### YOUR TASK
Find the word "News" below. Copy each line that has it.
═══ DATA SUPPLIED ═══
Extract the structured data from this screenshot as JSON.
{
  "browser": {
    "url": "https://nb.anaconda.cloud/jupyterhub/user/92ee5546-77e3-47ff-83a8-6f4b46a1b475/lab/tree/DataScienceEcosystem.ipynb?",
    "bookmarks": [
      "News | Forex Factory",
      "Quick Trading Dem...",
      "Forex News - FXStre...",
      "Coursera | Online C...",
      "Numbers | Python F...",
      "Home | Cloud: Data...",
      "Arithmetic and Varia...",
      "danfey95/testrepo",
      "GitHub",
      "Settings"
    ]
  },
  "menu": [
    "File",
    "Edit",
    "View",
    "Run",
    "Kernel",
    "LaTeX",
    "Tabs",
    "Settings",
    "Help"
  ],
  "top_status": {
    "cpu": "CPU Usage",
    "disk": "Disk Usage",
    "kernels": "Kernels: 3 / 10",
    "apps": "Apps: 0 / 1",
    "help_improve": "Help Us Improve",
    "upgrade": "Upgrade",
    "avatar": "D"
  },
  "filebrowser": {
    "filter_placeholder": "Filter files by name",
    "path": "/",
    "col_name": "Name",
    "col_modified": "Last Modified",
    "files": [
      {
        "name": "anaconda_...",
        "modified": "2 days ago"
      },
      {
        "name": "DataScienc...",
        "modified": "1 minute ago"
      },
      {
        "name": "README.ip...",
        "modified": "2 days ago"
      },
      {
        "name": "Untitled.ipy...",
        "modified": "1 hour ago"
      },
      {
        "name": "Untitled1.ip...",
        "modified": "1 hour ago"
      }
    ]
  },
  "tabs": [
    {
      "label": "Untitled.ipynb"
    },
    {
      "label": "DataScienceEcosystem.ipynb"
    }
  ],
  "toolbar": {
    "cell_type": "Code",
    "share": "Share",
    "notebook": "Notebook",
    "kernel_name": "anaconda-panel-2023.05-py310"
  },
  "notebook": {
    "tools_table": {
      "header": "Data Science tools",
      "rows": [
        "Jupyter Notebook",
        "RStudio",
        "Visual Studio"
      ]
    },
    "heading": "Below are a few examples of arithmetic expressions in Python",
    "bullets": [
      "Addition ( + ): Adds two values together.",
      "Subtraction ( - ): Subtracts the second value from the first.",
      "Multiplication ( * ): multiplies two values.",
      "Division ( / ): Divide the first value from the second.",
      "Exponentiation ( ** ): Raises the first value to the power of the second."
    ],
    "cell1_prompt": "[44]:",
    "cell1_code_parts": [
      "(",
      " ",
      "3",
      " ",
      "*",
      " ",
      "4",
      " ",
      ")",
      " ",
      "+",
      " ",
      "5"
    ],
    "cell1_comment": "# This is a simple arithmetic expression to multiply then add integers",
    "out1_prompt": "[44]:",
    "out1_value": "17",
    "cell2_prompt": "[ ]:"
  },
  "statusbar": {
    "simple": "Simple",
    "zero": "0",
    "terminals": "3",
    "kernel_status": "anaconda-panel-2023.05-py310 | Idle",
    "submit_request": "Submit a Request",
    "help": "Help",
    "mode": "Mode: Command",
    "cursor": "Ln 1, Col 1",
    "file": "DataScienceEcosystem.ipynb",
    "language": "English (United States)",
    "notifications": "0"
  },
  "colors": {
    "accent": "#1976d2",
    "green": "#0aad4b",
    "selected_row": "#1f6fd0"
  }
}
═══
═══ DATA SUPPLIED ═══
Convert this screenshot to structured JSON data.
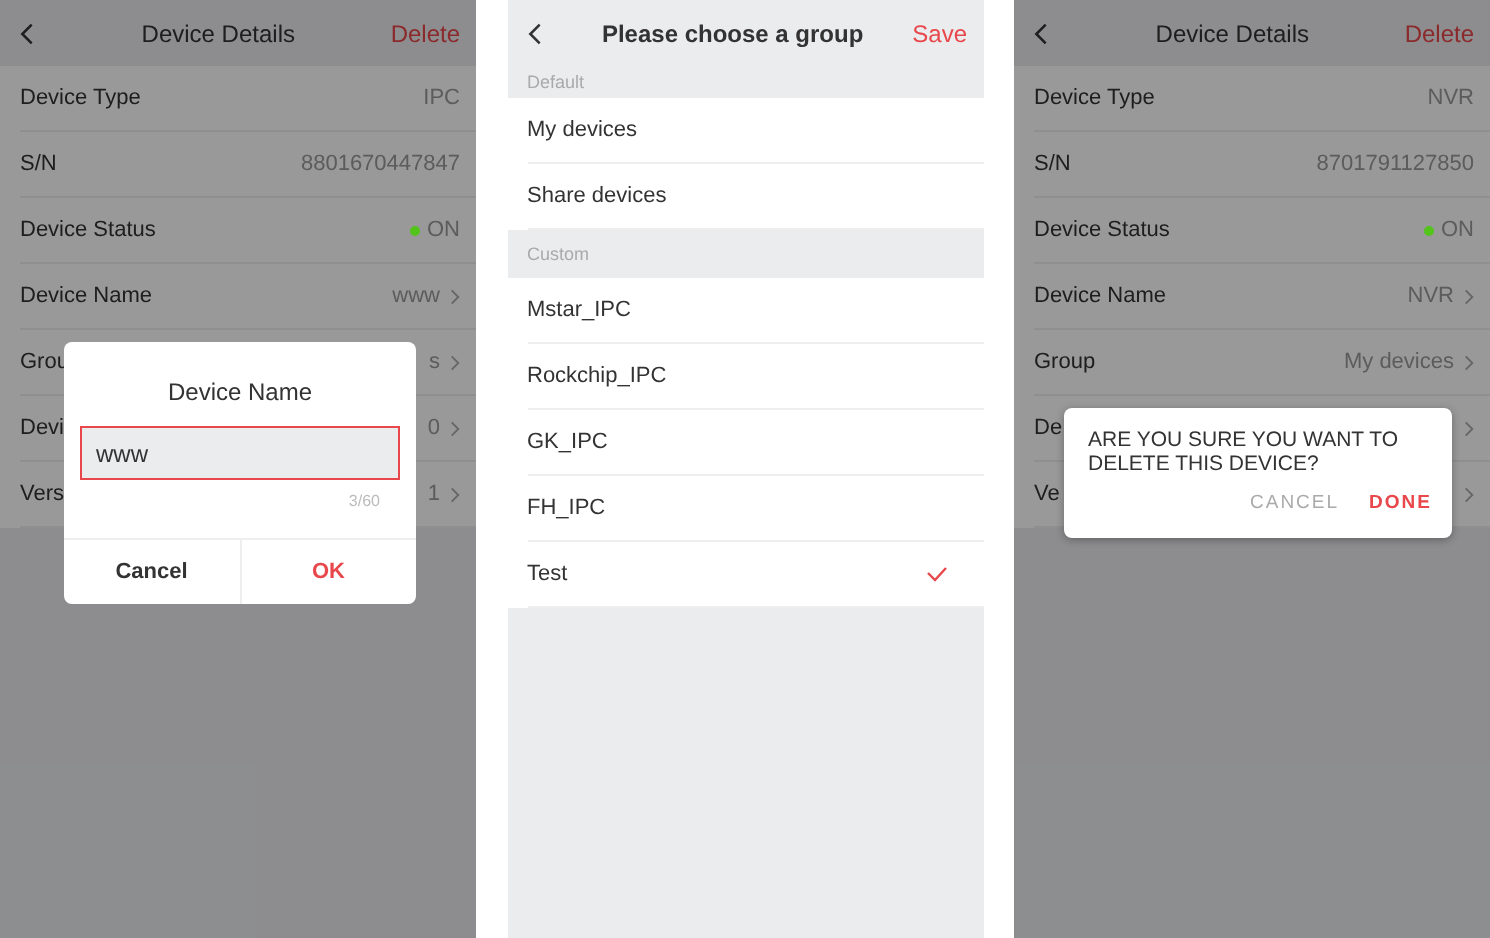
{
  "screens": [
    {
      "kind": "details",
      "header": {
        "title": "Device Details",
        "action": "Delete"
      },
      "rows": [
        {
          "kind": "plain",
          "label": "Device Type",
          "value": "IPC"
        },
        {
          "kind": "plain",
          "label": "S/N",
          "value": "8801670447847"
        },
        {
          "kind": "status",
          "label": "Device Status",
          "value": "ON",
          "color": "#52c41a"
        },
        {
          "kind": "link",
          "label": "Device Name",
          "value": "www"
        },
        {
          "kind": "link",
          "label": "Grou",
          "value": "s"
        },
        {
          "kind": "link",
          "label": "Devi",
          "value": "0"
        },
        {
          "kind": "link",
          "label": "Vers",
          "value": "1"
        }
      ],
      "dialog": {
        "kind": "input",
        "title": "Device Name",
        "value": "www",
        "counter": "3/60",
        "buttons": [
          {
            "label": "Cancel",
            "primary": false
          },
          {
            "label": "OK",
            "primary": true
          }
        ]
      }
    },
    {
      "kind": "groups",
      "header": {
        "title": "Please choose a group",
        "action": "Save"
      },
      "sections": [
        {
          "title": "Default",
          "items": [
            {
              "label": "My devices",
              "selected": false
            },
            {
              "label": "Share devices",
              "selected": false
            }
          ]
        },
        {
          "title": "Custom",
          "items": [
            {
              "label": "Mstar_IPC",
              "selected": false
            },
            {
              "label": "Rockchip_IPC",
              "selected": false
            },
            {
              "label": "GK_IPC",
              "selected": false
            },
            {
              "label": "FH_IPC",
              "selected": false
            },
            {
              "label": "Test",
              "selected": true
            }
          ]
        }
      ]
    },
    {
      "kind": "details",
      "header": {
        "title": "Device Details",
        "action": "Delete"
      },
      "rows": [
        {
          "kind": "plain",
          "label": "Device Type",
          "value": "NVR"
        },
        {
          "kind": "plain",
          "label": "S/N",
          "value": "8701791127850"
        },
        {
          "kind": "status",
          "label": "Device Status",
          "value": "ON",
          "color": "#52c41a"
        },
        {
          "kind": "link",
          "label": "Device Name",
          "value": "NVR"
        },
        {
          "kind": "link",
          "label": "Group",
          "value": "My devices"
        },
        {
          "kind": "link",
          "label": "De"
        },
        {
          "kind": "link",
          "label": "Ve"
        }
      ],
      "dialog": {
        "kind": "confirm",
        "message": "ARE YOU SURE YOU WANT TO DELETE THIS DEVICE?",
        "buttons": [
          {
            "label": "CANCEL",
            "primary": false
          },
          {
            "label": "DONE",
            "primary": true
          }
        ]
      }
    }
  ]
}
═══
### WORKED SOLUTION
      "News | Forex Factory",
      "Forex News - FXStre...",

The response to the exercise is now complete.